**Exercise data:**
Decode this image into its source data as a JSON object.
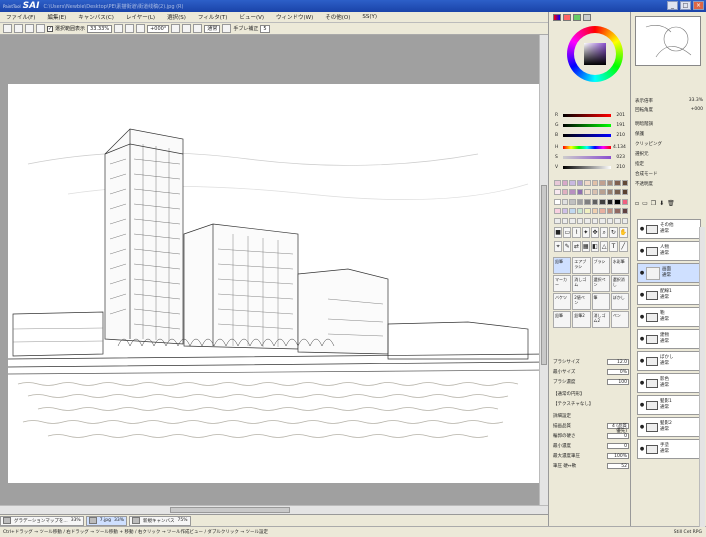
{
  "window": {
    "logo": "SAI",
    "logo_small": "PaintTool",
    "path": "C:\\Users\\Newbie\\Desktop\\PE\\素描街道\\街道线稿(2).jpg (R)"
  },
  "menu": [
    "ファイル(F)",
    "編集(E)",
    "キャンバス(C)",
    "レイヤー(L)",
    "選択(S)",
    "フィルタ(T)",
    "ビュー(V)",
    "ウィンドウ(W)",
    "その他(O)",
    "SS(Y)"
  ],
  "toolbar": {
    "check1": "選択範囲表示",
    "zoom": "33.33%",
    "angle": "+000°",
    "mode": "通常",
    "stabilizer_label": "手ブレ補正",
    "stabilizer_value": "5"
  },
  "navtabs": [
    {
      "label": "グラデーションマップを...",
      "zoom": "33%"
    },
    {
      "label": "7.jpg",
      "zoom": "33%",
      "active": true
    },
    {
      "label": "新規キャンバス",
      "zoom": "75%"
    }
  ],
  "status": {
    "left": "Ctrl+ドラッグ → ツール移動 / 右ドラッグ → ツール移動 + 移動 / 右クリック → ツール作成ビュー / ダブルクリック → ツール設定",
    "right": "Still Cet  RPG"
  },
  "colors": {
    "accent": "#2d5fc8",
    "selected": "#cfe0ff",
    "wheel_color": "#8a4fd0"
  },
  "rgb": [
    {
      "label": "R",
      "value": "201"
    },
    {
      "label": "G",
      "value": "191"
    },
    {
      "label": "B",
      "value": "210"
    }
  ],
  "hsv": [
    {
      "label": "H",
      "value": "4.134"
    },
    {
      "label": "S",
      "value": "023"
    },
    {
      "label": "V",
      "value": "210"
    }
  ],
  "brush_tools": [
    "鉛筆",
    "エアブラシ",
    "ブラシ",
    "水彩筆",
    "マーカー",
    "消しゴム",
    "選択ペン",
    "選択消し",
    "バケツ",
    "2値ペン",
    "筆",
    "ぼかし",
    "鉛筆",
    "鉛筆2",
    "消しゴム2",
    "ペン"
  ],
  "params": [
    {
      "label": "ブラシサイズ",
      "value": "12.0"
    },
    {
      "label": "最小サイズ",
      "value": "0%"
    },
    {
      "label": "ブラシ濃度",
      "value": "100"
    },
    {
      "label": "【通常の円形】",
      "value": ""
    },
    {
      "label": "【テクスチャなし】",
      "value": ""
    },
    {
      "label": "詳細設定",
      "value": ""
    },
    {
      "label": "描画品質",
      "value": "4 (品質優先)"
    },
    {
      "label": "輪郭の硬さ",
      "value": "0"
    },
    {
      "label": "最小濃度",
      "value": "0"
    },
    {
      "label": "最大濃度筆圧",
      "value": "100%"
    },
    {
      "label": "筆圧 硬↔軟",
      "value": "52"
    }
  ],
  "navigator": {
    "zoom_label": "表示倍率",
    "zoom_value": "33.3%",
    "angle_label": "回転角度",
    "angle_value": "+000"
  },
  "layer_props": [
    "明暗階調",
    "保護",
    "クリッピング",
    "選択元",
    "指定",
    "合成モード",
    "不透明度"
  ],
  "layers": [
    {
      "name": "その他",
      "mode": "通常",
      "folder": true
    },
    {
      "name": "人物",
      "mode": "通常",
      "folder": true
    },
    {
      "name": "画面",
      "mode": "通常",
      "folder": false,
      "selected": true
    },
    {
      "name": "配線1",
      "mode": "通常",
      "folder": true
    },
    {
      "name": "鞄",
      "mode": "通常",
      "folder": true
    },
    {
      "name": "建物",
      "mode": "通常",
      "folder": true
    },
    {
      "name": "ぼかし",
      "mode": "通常",
      "folder": true
    },
    {
      "name": "影色",
      "mode": "通常",
      "folder": true
    },
    {
      "name": "髪影1",
      "mode": "通常",
      "folder": true
    },
    {
      "name": "髪影2",
      "mode": "通常",
      "folder": true
    },
    {
      "name": "手塗",
      "mode": "通常",
      "folder": true
    }
  ]
}
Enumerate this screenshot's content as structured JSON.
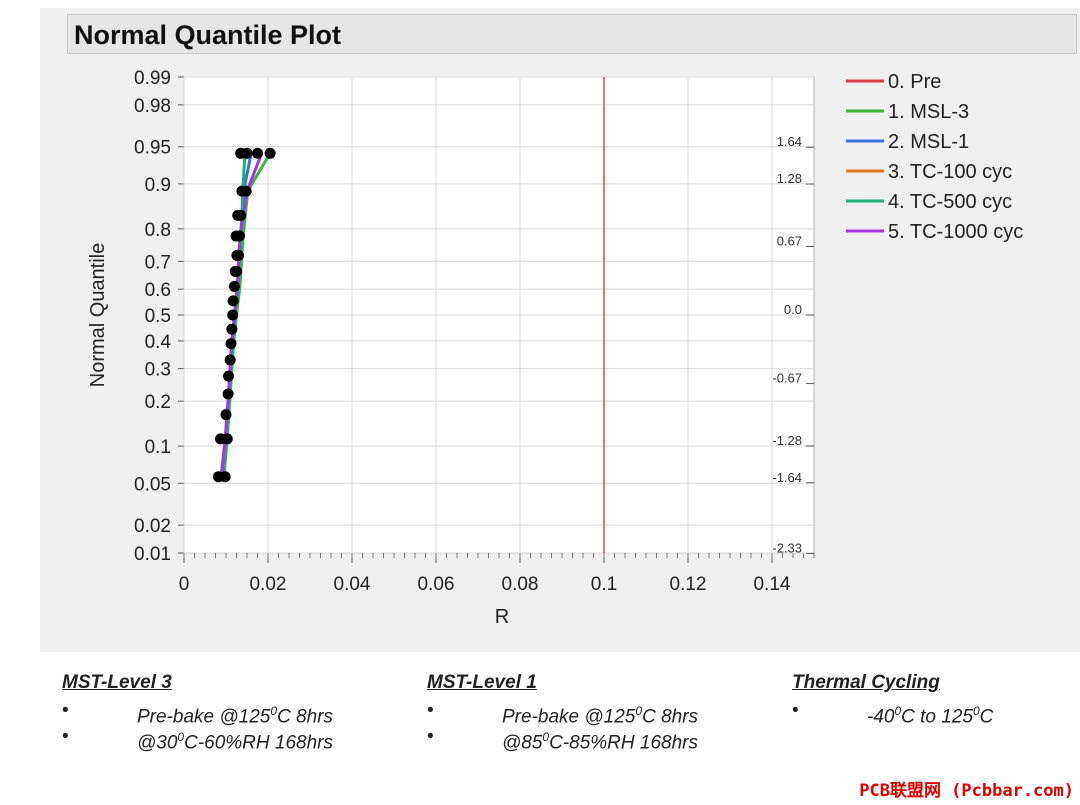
{
  "title": "Normal Quantile Plot",
  "chart_data": {
    "type": "line",
    "xlabel": "R",
    "ylabel": "Normal Quantile",
    "xlim": [
      0,
      0.15
    ],
    "x_ticks": [
      0,
      0.02,
      0.04,
      0.06,
      0.08,
      0.1,
      0.12,
      0.14
    ],
    "x_tick_labels": [
      "0",
      "0.02",
      "0.04",
      "0.06",
      "0.08",
      "0.1",
      "0.12",
      "0.14"
    ],
    "left_prob_ticks": [
      0.01,
      0.02,
      0.05,
      0.1,
      0.2,
      0.3,
      0.4,
      0.5,
      0.6,
      0.7,
      0.8,
      0.9,
      0.95,
      0.98,
      0.99
    ],
    "left_prob_labels": [
      "0.01",
      "0.02",
      "0.05",
      "0.1",
      "0.2",
      "0.3",
      "0.4",
      "0.5",
      "0.6",
      "0.7",
      "0.8",
      "0.9",
      "0.95",
      "0.98",
      "0.99"
    ],
    "right_z_ticks": [
      1.64,
      1.28,
      0.67,
      0.0,
      -0.67,
      -1.28,
      -1.64,
      -2.33
    ],
    "right_z_labels": [
      "1.64",
      "1.28",
      "0.67",
      "0.0",
      "-0.67",
      "-1.28",
      "-1.64",
      "-2.33"
    ],
    "reference_line": {
      "x": 0.1,
      "color": "#e8404a"
    },
    "legend_position": "right",
    "series": [
      {
        "name": "0. Pre",
        "color": "#e03c45",
        "x": [],
        "y": []
      },
      {
        "name": "1. MSL-3",
        "color": "#3fb53f",
        "x": [
          0.0095,
          0.0103,
          0.011,
          0.0118,
          0.0125,
          0.0133,
          0.0141,
          0.0152,
          0.0205
        ],
        "y": [
          0.057,
          0.113,
          0.22,
          0.39,
          0.5,
          0.61,
          0.78,
          0.887,
          0.943
        ]
      },
      {
        "name": "2. MSL-1",
        "color": "#3b6fe0",
        "x": [
          0.0088,
          0.0098,
          0.0107,
          0.0114,
          0.0121,
          0.0128,
          0.0135,
          0.0142,
          0.016
        ],
        "y": [
          0.057,
          0.113,
          0.22,
          0.39,
          0.5,
          0.61,
          0.78,
          0.887,
          0.943
        ]
      },
      {
        "name": "3. TC-100 cyc",
        "color": "#e07b20",
        "x": [],
        "y": []
      },
      {
        "name": "4. TC-500 cyc",
        "color": "#1fb07a",
        "x": [
          0.0092,
          0.01,
          0.0108,
          0.0115,
          0.0122,
          0.013,
          0.0136,
          0.014,
          0.0145
        ],
        "y": [
          0.057,
          0.113,
          0.22,
          0.39,
          0.5,
          0.61,
          0.78,
          0.887,
          0.943
        ]
      },
      {
        "name": "5. TC-1000 cyc",
        "color": "#a238e0",
        "x": [
          0.009,
          0.0098,
          0.0106,
          0.0113,
          0.012,
          0.0127,
          0.0133,
          0.015,
          0.0185
        ],
        "y": [
          0.057,
          0.113,
          0.22,
          0.39,
          0.5,
          0.61,
          0.78,
          0.887,
          0.943
        ]
      }
    ],
    "points": {
      "color": "#000000",
      "x": [
        0.0082,
        0.0098,
        0.0087,
        0.0103,
        0.01,
        0.0105,
        0.0106,
        0.011,
        0.0112,
        0.0114,
        0.0116,
        0.0117,
        0.012,
        0.0122,
        0.0125,
        0.0128,
        0.0126,
        0.013,
        0.0124,
        0.0132,
        0.0128,
        0.0135,
        0.0138,
        0.0148,
        0.0135,
        0.0175,
        0.0205,
        0.015
      ],
      "y": [
        0.057,
        0.057,
        0.113,
        0.113,
        0.165,
        0.22,
        0.275,
        0.33,
        0.39,
        0.445,
        0.5,
        0.555,
        0.61,
        0.665,
        0.665,
        0.72,
        0.72,
        0.72,
        0.78,
        0.78,
        0.835,
        0.835,
        0.887,
        0.887,
        0.943,
        0.943,
        0.943,
        0.943
      ]
    }
  },
  "notes": [
    {
      "heading": "MST-Level 3",
      "bullets": [
        "•",
        "•"
      ],
      "lines": [
        [
          "Pre-bake @125",
          "0",
          "C 8hrs"
        ],
        [
          "@30",
          "0",
          "C-60%RH 168hrs"
        ]
      ]
    },
    {
      "heading": "MST-Level 1",
      "bullets": [
        "•",
        "•"
      ],
      "lines": [
        [
          "Pre-bake @125",
          "0",
          "C 8hrs"
        ],
        [
          "@85",
          "0",
          "C-85%RH 168hrs"
        ]
      ]
    },
    {
      "heading": "Thermal Cycling",
      "bullets": [
        "•"
      ],
      "lines": [
        [
          "-40",
          "0",
          "C to 125",
          "0",
          "C"
        ]
      ]
    }
  ],
  "watermark": "PCB联盟网 (Pcbbar.com)"
}
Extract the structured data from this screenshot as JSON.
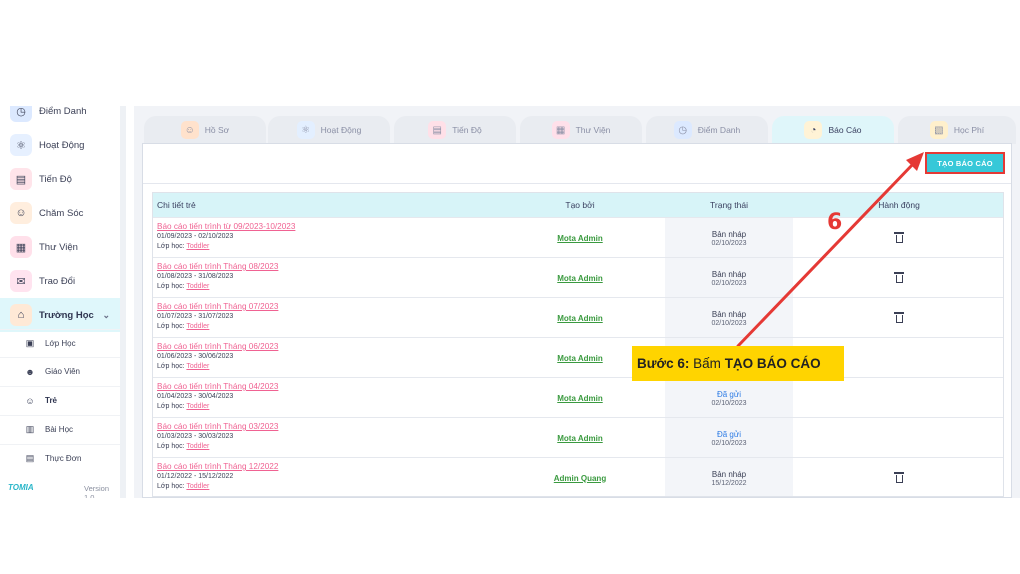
{
  "sidebar": {
    "items": [
      {
        "label": "Điểm Danh",
        "icon": "clock-icon",
        "color": "#dce9ff",
        "glyph": "◷"
      },
      {
        "label": "Hoạt Động",
        "icon": "atom-icon",
        "color": "#e6f0ff",
        "glyph": "⚛"
      },
      {
        "label": "Tiến Độ",
        "icon": "chart-board-icon",
        "color": "#ffe4ea",
        "glyph": "▤"
      },
      {
        "label": "Chăm Sóc",
        "icon": "baby-care-icon",
        "color": "#ffeede",
        "glyph": "☺"
      },
      {
        "label": "Thư Viện",
        "icon": "library-icon",
        "color": "#ffe0ea",
        "glyph": "▦"
      },
      {
        "label": "Trao Đổi",
        "icon": "chat-icon",
        "color": "#ffe3ef",
        "glyph": "✉"
      },
      {
        "label": "Trường Học",
        "icon": "school-icon",
        "color": "#ffe9d6",
        "glyph": "⌂"
      }
    ],
    "sub_items": [
      {
        "label": "Lớp Học",
        "icon": "classroom-icon",
        "glyph": "▣"
      },
      {
        "label": "Giáo Viên",
        "icon": "teachers-icon",
        "glyph": "☻"
      },
      {
        "label": "Trẻ",
        "icon": "kids-icon",
        "glyph": "☺"
      },
      {
        "label": "Bài Học",
        "icon": "lesson-icon",
        "glyph": "▥"
      },
      {
        "label": "Thực Đơn",
        "icon": "menu-icon",
        "glyph": "▤"
      }
    ],
    "brand": "TOMIA",
    "version": "Version 1.0"
  },
  "tabs": [
    {
      "label": "Hồ Sơ",
      "icon": "profile-icon",
      "color": "#ffe2cc",
      "glyph": "☺"
    },
    {
      "label": "Hoạt Động",
      "icon": "atom-icon",
      "color": "#e3efff",
      "glyph": "⚛"
    },
    {
      "label": "Tiến Độ",
      "icon": "chart-board-icon",
      "color": "#ffe0e8",
      "glyph": "▤"
    },
    {
      "label": "Thư Viện",
      "icon": "library-icon",
      "color": "#ffe0ea",
      "glyph": "▦"
    },
    {
      "label": "Điểm Danh",
      "icon": "clock-icon",
      "color": "#dce9ff",
      "glyph": "◷"
    },
    {
      "label": "Báo Cáo",
      "icon": "report-pie-icon",
      "color": "#fff3d6",
      "glyph": "◔"
    },
    {
      "label": "Học Phí",
      "icon": "tuition-icon",
      "color": "#fff0cc",
      "glyph": "▧"
    }
  ],
  "toolbar": {
    "create_label": "TẠO BÁO CÁO"
  },
  "table": {
    "headers": [
      "Chi tiết trẻ",
      "Tạo bởi",
      "Trạng thái",
      "Hành động"
    ],
    "rows": [
      {
        "title": "Báo cáo tiến trình từ 09/2023-10/2023",
        "range": "01/09/2023 - 02/10/2023",
        "class_prefix": "Lớp học:",
        "class_name": "Toddler",
        "creator": "Mota Admin",
        "status": "Bản nháp",
        "status_date": "02/10/2023",
        "sent": false,
        "deletable": true
      },
      {
        "title": "Báo cáo tiến trình Tháng 08/2023",
        "range": "01/08/2023 - 31/08/2023",
        "class_prefix": "Lớp học:",
        "class_name": "Toddler",
        "creator": "Mota Admin",
        "status": "Bản nháp",
        "status_date": "02/10/2023",
        "sent": false,
        "deletable": true
      },
      {
        "title": "Báo cáo tiến trình Tháng 07/2023",
        "range": "01/07/2023 - 31/07/2023",
        "class_prefix": "Lớp học:",
        "class_name": "Toddler",
        "creator": "Mota Admin",
        "status": "Bản nháp",
        "status_date": "02/10/2023",
        "sent": false,
        "deletable": true
      },
      {
        "title": "Báo cáo tiến trình Tháng 06/2023",
        "range": "01/06/2023 - 30/06/2023",
        "class_prefix": "Lớp học:",
        "class_name": "Toddler",
        "creator": "Mota Admin",
        "status": "",
        "status_date": "",
        "sent": false,
        "deletable": false
      },
      {
        "title": "Báo cáo tiến trình Tháng 04/2023",
        "range": "01/04/2023 - 30/04/2023",
        "class_prefix": "Lớp học:",
        "class_name": "Toddler",
        "creator": "Mota Admin",
        "status": "Đã gửi",
        "status_date": "02/10/2023",
        "sent": true,
        "deletable": false
      },
      {
        "title": "Báo cáo tiến trình Tháng 03/2023",
        "range": "01/03/2023 - 30/03/2023",
        "class_prefix": "Lớp học:",
        "class_name": "Toddler",
        "creator": "Mota Admin",
        "status": "Đã gửi",
        "status_date": "02/10/2023",
        "sent": true,
        "deletable": false
      },
      {
        "title": "Báo cáo tiến trình Tháng 12/2022",
        "range": "01/12/2022 - 15/12/2022",
        "class_prefix": "Lớp học:",
        "class_name": "Toddler",
        "creator": "Admin Quang",
        "status": "Bản nháp",
        "status_date": "15/12/2022",
        "sent": false,
        "deletable": true
      }
    ]
  },
  "annotation": {
    "step_number": "6",
    "callout_prefix": "Bước 6:",
    "callout_action": "Bấm",
    "callout_target": "TẠO BÁO CÁO",
    "arrow_color": "#e53935",
    "highlight_color": "#ffd400"
  }
}
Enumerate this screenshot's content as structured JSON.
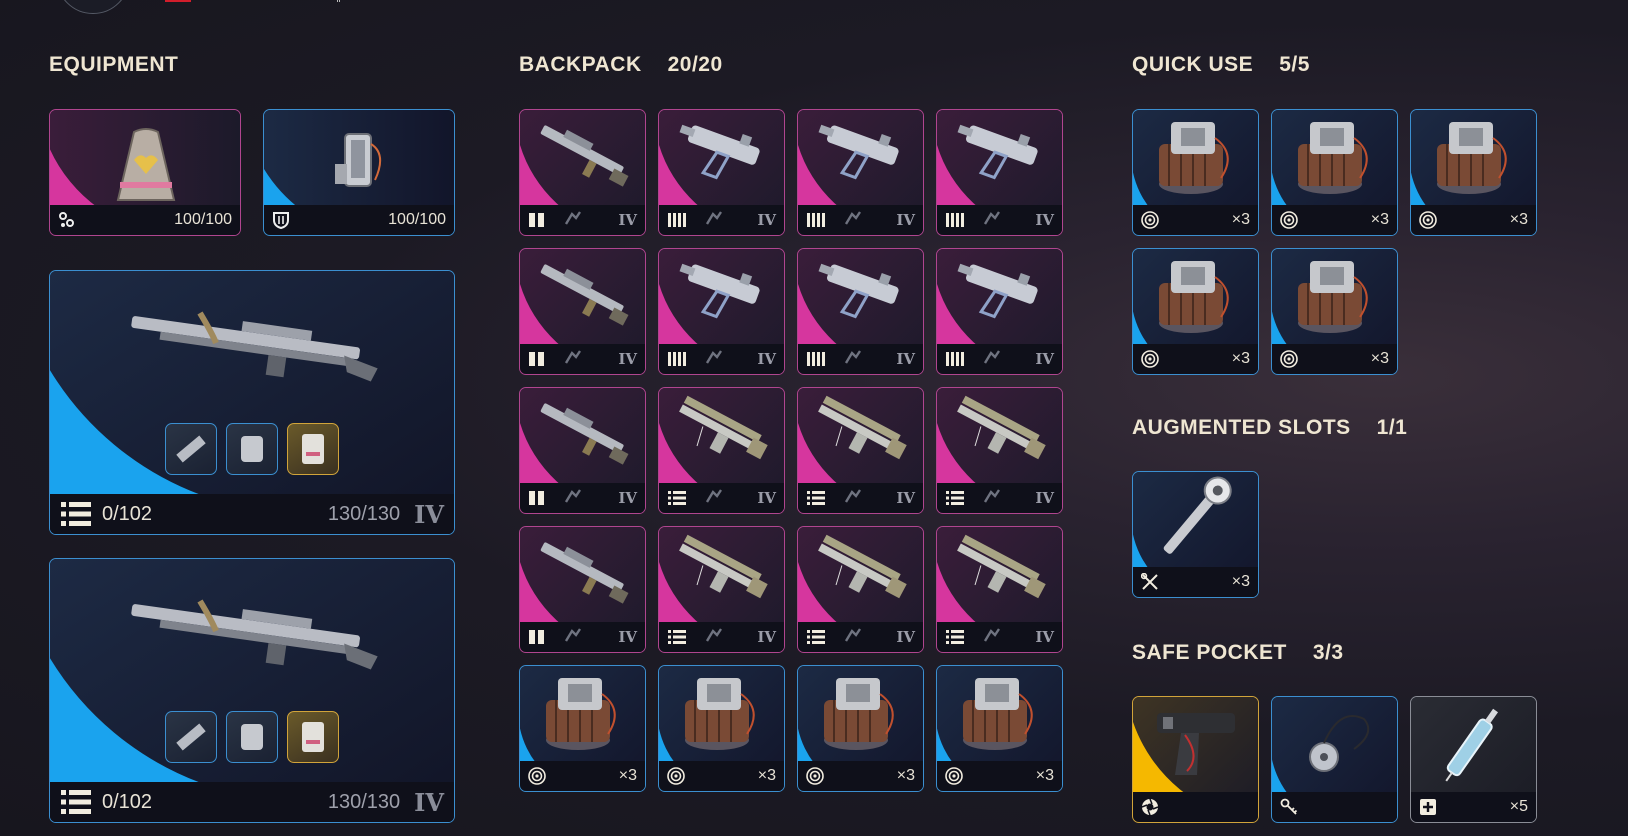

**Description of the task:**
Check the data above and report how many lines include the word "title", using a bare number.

**Solution:**
8